┌─ EXERCISE MATERIALS

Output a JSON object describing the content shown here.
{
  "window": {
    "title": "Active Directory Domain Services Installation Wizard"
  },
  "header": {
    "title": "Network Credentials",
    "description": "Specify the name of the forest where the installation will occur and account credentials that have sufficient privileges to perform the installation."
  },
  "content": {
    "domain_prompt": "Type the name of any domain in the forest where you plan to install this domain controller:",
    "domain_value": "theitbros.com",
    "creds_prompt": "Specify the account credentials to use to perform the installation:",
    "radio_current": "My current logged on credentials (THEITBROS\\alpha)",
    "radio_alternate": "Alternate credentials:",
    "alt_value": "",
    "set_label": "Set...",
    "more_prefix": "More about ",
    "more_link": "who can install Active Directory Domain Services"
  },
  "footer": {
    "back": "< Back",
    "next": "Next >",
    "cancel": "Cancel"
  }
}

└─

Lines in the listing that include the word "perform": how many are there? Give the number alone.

2